** Extracted data **
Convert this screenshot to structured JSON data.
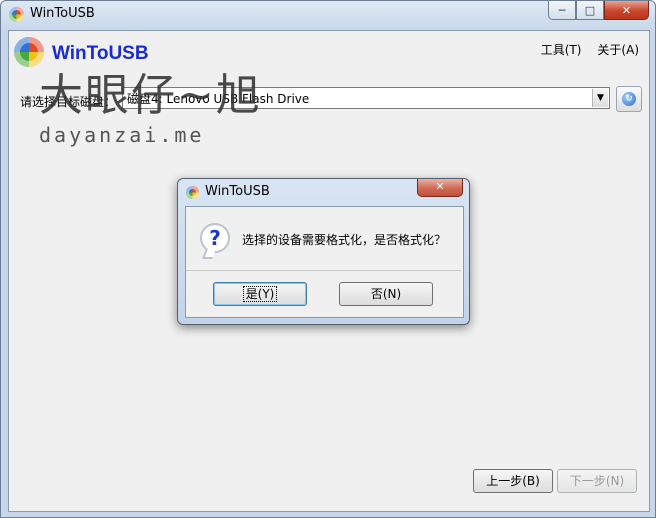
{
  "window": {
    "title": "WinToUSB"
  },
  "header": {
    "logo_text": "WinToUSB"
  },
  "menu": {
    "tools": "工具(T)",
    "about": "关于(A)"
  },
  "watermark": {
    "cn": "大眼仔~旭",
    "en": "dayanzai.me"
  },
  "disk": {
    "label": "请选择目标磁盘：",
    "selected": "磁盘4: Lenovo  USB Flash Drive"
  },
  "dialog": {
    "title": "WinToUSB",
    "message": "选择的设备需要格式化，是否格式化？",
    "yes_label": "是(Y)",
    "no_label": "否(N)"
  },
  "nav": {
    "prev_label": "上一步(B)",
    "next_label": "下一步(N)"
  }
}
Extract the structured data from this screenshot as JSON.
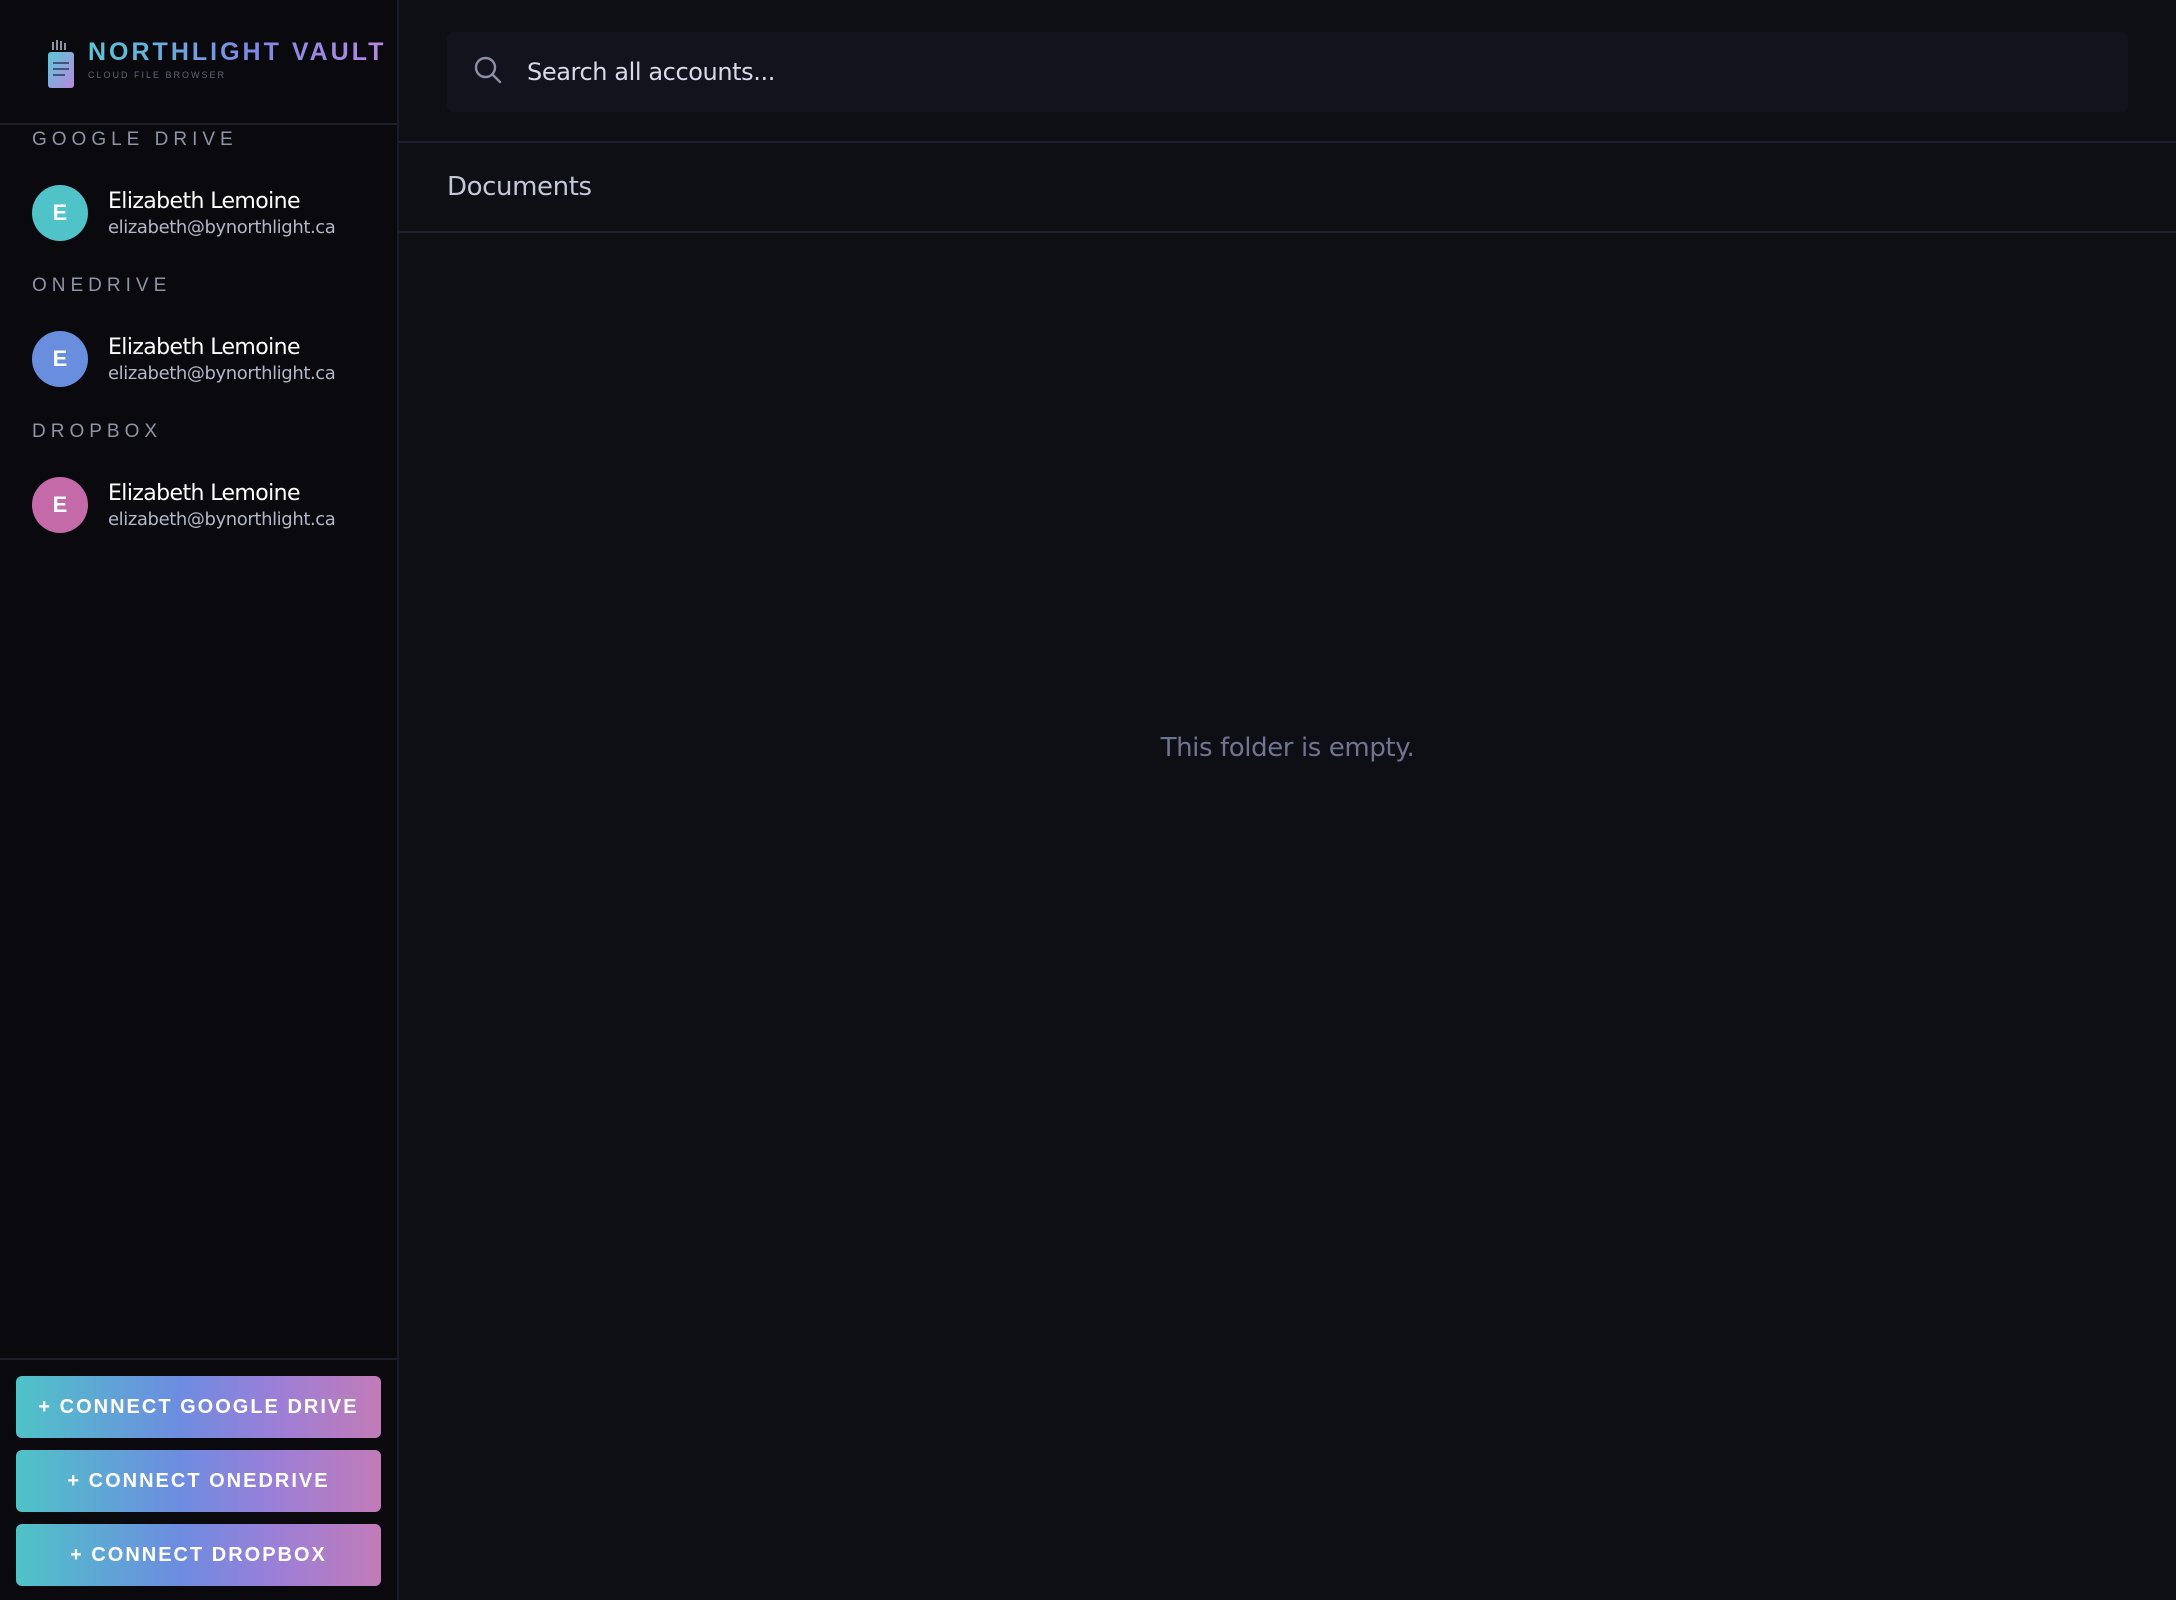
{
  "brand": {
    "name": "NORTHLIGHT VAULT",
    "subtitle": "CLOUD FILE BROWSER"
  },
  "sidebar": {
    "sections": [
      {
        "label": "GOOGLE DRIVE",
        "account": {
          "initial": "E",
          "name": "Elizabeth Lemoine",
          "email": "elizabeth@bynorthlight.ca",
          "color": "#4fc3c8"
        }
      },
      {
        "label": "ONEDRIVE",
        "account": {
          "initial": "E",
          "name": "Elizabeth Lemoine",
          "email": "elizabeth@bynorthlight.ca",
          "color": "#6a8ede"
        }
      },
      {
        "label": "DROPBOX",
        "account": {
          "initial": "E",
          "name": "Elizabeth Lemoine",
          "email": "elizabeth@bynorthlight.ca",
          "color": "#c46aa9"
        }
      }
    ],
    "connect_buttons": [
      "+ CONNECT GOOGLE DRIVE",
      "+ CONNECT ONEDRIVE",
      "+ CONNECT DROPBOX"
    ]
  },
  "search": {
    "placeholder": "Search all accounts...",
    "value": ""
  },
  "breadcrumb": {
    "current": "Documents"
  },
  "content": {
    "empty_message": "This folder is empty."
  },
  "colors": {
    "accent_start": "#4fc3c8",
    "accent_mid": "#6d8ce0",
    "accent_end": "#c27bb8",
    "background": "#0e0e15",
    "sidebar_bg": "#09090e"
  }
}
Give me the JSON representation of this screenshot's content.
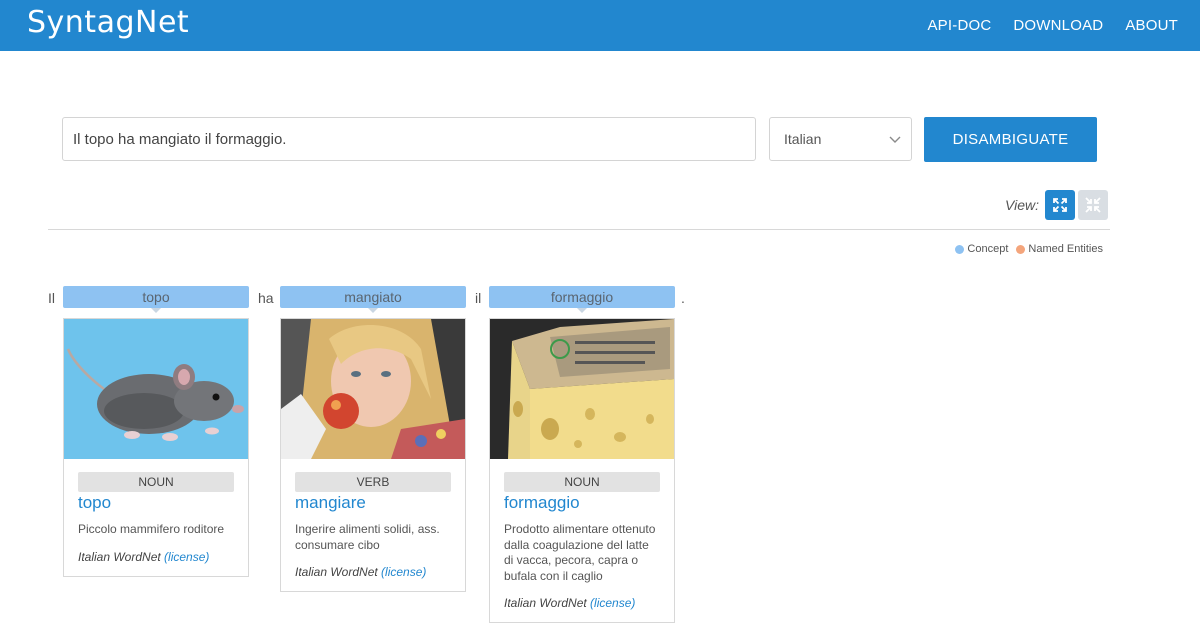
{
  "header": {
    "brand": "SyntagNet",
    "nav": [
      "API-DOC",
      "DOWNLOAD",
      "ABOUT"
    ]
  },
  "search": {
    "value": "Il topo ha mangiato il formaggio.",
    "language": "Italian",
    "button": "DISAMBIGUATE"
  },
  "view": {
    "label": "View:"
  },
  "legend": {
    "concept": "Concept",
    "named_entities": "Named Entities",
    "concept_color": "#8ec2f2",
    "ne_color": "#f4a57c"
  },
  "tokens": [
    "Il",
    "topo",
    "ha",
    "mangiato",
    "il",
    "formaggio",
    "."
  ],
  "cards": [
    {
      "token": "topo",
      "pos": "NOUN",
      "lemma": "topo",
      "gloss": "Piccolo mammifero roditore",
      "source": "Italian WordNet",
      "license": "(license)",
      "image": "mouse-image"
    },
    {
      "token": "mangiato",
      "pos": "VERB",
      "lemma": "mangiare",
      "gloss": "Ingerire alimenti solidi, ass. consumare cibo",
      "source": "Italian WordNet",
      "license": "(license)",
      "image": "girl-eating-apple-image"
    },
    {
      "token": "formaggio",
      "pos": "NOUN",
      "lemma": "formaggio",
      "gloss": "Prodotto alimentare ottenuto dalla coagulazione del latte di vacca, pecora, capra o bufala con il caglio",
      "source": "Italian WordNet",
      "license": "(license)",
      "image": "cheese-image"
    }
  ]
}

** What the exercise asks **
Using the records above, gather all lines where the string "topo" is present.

** Worked solution **
    "value": "Il topo ha mangiato il formaggio.",
    "topo",
      "token": "topo",
      "lemma": "topo",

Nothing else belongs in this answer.